Being a neglected medical and health problem, there are no preventive or control measurements or programs for Mycetoma across the world currently.
SAMA Donations from Medshare reach WadOunsa Mycetoma satellite unit in East Sennar, Sennar, Sudan
Mycetoma is a disabling fungal infection, prevalent in Sudan that can lead to limb amputation in its’ advanced stages.
Mycetoma Research Center (MRC) in Soba University Hospital, Khartoum, conducts mobile surgical missions that provide surgical treatment in East Sennar County.
SAMA has successfully secured donations in consumable surgical supplies from Medshare to support these missions.
The donations of consumable surgical supplies were packed in SAMA Storage Space in Dubuque, IA. They were then transported to the newly established WadOunsa Mycetoma satellite unit.
Wad Ounsa is a town located on the western bank of Aldinder river, in East Sennar county in Sennar State. East Sennar county has a population of 500,000 predominantly farmers of low socioeconomic status. The capital of the county is Wadalabbas, it has a hospital and connected by a paved road from the main highway from Medani to Sennar City. Located in the heart of the “Mycetoma Belt” Wad Ounsa has a high prevalence of Mycetoma with more than 100 amputees registered
Established by the Sennar Ministry of Health, Wad Ounsa Mycetoma satellite unit is equipped with 2 operating rooms
From right to left, Prof Ahmed Hassan Fahal, Founding Director of the Mycetoma Research Center, Khartoum;
Dr. Seifeldeen, Medical Officer, Wad Ounsa Mycetoma satellite unit.
From left to right, Dr. Amar Mahgoub, Gastroenterologist/Transplant Hepatologist, University of Minnesota in Minneapolis, MN,
Member, SAMA Humanitarian Committee, Dr. Salaheldin Abusin, Interventional Cardiologist in Dubuque, IA,
A Professor of Surgery in the University of Khartoum, Professor Ahmed Hassan Fahal led the surgical team in its’ fourth mission in 2 years to East Sennar County. Surgeries in the last 3 missions were performed in Wad Alabbas Hospital. The August 2016 mission was performed in WadOunsa for the first time. More than 70 surgical procedures were performed in this mission.
Most people in East Sennar county are farmers of low socioeconomic status, they have limited access to care and present late with mycetoma infection and hence have a high amputation rate. The surgical missions allow local delivery of care reducing the financial burden on the patients and allows for earlier case detection and potentially better outcomes.
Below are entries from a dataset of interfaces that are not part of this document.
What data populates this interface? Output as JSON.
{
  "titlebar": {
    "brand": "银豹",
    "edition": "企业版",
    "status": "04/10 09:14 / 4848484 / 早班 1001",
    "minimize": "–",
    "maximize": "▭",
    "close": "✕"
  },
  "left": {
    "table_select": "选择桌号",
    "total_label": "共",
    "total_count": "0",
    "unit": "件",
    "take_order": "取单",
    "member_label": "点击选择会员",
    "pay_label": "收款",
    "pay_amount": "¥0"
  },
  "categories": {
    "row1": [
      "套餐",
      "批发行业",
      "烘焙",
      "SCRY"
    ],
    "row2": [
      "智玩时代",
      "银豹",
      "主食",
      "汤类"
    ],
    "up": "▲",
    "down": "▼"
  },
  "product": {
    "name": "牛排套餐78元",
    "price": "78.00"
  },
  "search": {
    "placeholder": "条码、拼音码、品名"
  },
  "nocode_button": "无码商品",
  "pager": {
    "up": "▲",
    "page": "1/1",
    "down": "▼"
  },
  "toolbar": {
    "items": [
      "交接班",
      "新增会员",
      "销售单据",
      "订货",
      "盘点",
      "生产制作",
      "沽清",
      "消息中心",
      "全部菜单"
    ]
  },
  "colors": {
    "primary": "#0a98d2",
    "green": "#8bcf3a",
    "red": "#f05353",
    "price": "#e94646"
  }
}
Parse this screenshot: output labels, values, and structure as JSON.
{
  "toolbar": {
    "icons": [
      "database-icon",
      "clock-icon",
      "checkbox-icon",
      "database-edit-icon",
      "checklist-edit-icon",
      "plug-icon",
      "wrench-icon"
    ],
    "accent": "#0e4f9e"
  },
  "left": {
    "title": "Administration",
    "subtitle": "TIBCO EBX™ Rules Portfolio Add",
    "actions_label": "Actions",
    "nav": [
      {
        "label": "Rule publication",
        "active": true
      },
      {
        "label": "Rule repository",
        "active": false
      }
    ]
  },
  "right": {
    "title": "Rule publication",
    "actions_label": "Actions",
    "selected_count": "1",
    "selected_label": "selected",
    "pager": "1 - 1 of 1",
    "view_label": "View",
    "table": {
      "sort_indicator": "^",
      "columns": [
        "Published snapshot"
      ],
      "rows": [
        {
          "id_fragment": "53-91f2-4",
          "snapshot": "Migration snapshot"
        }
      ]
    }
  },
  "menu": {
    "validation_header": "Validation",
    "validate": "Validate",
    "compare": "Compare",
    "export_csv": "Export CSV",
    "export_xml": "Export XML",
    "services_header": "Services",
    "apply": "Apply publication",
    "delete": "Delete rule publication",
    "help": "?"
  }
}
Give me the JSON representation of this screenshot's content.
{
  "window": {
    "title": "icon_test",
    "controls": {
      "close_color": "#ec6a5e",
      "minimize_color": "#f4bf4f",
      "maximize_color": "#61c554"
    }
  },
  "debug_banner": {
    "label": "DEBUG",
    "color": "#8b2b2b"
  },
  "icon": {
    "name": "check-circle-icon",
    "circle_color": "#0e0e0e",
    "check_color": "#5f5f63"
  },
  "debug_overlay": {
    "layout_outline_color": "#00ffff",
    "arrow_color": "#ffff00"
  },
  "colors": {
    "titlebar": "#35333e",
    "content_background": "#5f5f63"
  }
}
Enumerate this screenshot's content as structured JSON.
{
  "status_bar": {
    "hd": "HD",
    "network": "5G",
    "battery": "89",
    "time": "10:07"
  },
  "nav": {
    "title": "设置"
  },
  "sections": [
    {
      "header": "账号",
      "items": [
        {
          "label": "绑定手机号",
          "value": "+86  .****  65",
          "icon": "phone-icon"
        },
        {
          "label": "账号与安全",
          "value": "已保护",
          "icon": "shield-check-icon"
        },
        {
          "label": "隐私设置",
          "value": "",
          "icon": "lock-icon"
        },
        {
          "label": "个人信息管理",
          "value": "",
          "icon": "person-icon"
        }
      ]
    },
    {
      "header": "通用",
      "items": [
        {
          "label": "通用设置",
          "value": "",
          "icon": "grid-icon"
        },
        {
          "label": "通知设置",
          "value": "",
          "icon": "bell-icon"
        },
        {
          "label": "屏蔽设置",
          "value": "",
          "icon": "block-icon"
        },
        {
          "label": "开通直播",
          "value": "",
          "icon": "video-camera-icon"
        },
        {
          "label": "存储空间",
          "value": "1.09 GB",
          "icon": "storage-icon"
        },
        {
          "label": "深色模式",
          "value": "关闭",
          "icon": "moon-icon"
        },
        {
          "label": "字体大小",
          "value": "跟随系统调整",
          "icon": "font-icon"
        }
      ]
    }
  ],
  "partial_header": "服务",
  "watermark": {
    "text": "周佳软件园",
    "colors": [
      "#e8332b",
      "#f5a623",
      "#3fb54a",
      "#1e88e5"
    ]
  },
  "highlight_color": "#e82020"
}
Wad Ounsa center is equipped with telemedicine facility, in the picture shown Prof Fahal (standing) communicates with the Mycetoma Research Center in Soba University Hospital in Khartoum. This significantly improves the capacity of the WadOunsa satellite unit in patient care.
Dr. Elrayah Mustafa (right), Consultant Radiologist came from Khartoum to perform muscloskeletal ultrasound examination as part of the mission. This is Dr. Elrayah’s fourth mission to East Sennar County.